## INSTRUCTIONS FOR THE TASK
Print the entries exactly; no image belongs in the copy.

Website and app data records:
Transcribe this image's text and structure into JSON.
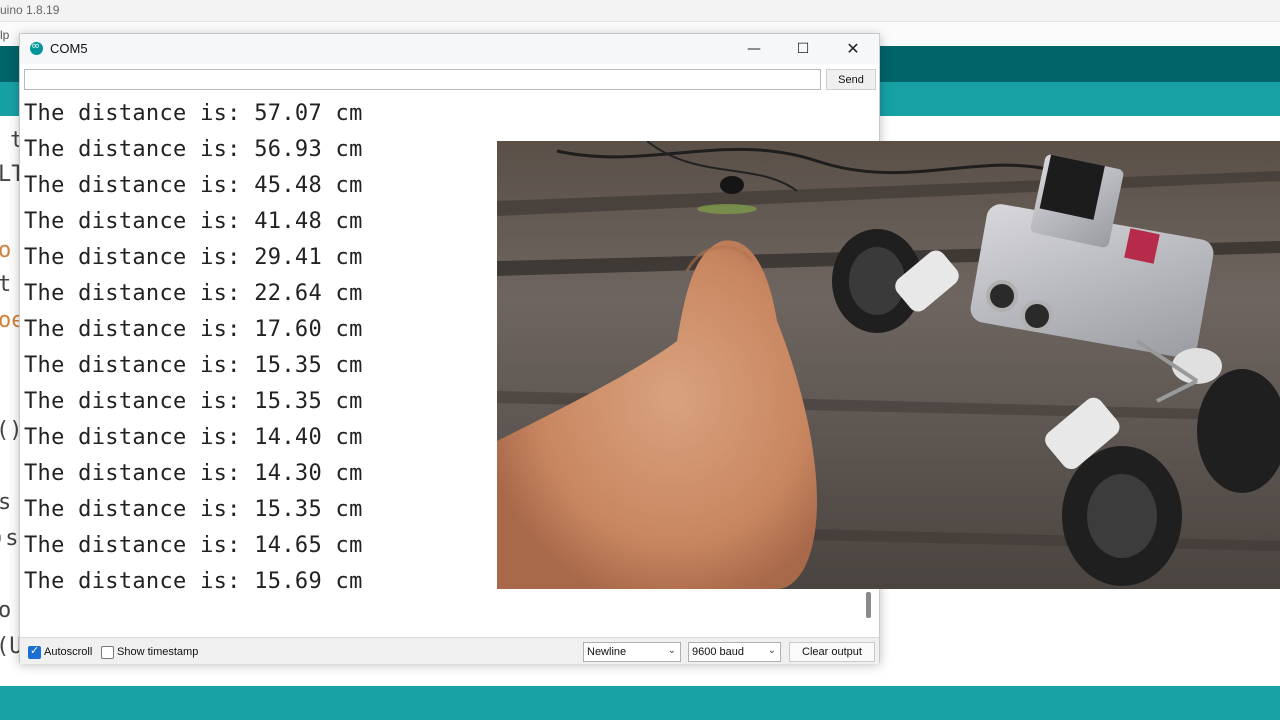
{
  "ide": {
    "title": "uino 1.8.19",
    "menu": "lp",
    "code_fragments": [
      "t",
      "LT",
      "o",
      "t",
      "oe",
      "()",
      "s",
      ")s",
      "o",
      "(U"
    ]
  },
  "monitor": {
    "title": "COM5",
    "input_value": "",
    "send_label": "Send",
    "output_lines": [
      "The distance is: 57.07 cm",
      "The distance is: 56.93 cm",
      "The distance is: 45.48 cm",
      "The distance is: 41.48 cm",
      "The distance is: 29.41 cm",
      "The distance is: 22.64 cm",
      "The distance is: 17.60 cm",
      "The distance is: 15.35 cm",
      "The distance is: 15.35 cm",
      "The distance is: 14.40 cm",
      "The distance is: 14.30 cm",
      "The distance is: 15.35 cm",
      "The distance is: 14.65 cm",
      "The distance is: 15.69 cm"
    ],
    "autoscroll_label": "Autoscroll",
    "autoscroll_checked": true,
    "timestamp_label": "Show timestamp",
    "timestamp_checked": false,
    "line_ending": "Newline",
    "baud": "9600 baud",
    "clear_label": "Clear output"
  },
  "icons": {
    "minimize": "minimize-icon",
    "maximize": "maximize-icon",
    "close": "close-icon",
    "dropdown": "chevron-down-icon"
  },
  "colors": {
    "ide_toolbar": "#006468",
    "ide_tabs": "#17a1a5",
    "checkbox_accent": "#1b6fd1"
  }
}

## COMPLETED TASK
Transcribe this image's text and structure into JSON.
{
  "ide": {
    "title": "uino 1.8.19",
    "menu": "lp",
    "code_fragments": [
      "t",
      "LT",
      "o",
      "t",
      "oe",
      "()",
      "s",
      ")s",
      "o",
      "(U"
    ]
  },
  "monitor": {
    "title": "COM5",
    "input_value": "",
    "send_label": "Send",
    "output_lines": [
      "The distance is: 57.07 cm",
      "The distance is: 56.93 cm",
      "The distance is: 45.48 cm",
      "The distance is: 41.48 cm",
      "The distance is: 29.41 cm",
      "The distance is: 22.64 cm",
      "The distance is: 17.60 cm",
      "The distance is: 15.35 cm",
      "The distance is: 15.35 cm",
      "The distance is: 14.40 cm",
      "The distance is: 14.30 cm",
      "The distance is: 15.35 cm",
      "The distance is: 14.65 cm",
      "The distance is: 15.69 cm"
    ],
    "autoscroll_label": "Autoscroll",
    "autoscroll_checked": true,
    "timestamp_label": "Show timestamp",
    "timestamp_checked": false,
    "line_ending": "Newline",
    "baud": "9600 baud",
    "clear_label": "Clear output"
  },
  "icons": {
    "minimize": "minimize-icon",
    "maximize": "maximize-icon",
    "close": "close-icon",
    "dropdown": "chevron-down-icon"
  },
  "colors": {
    "ide_toolbar": "#006468",
    "ide_tabs": "#17a1a5",
    "checkbox_accent": "#1b6fd1"
  }
}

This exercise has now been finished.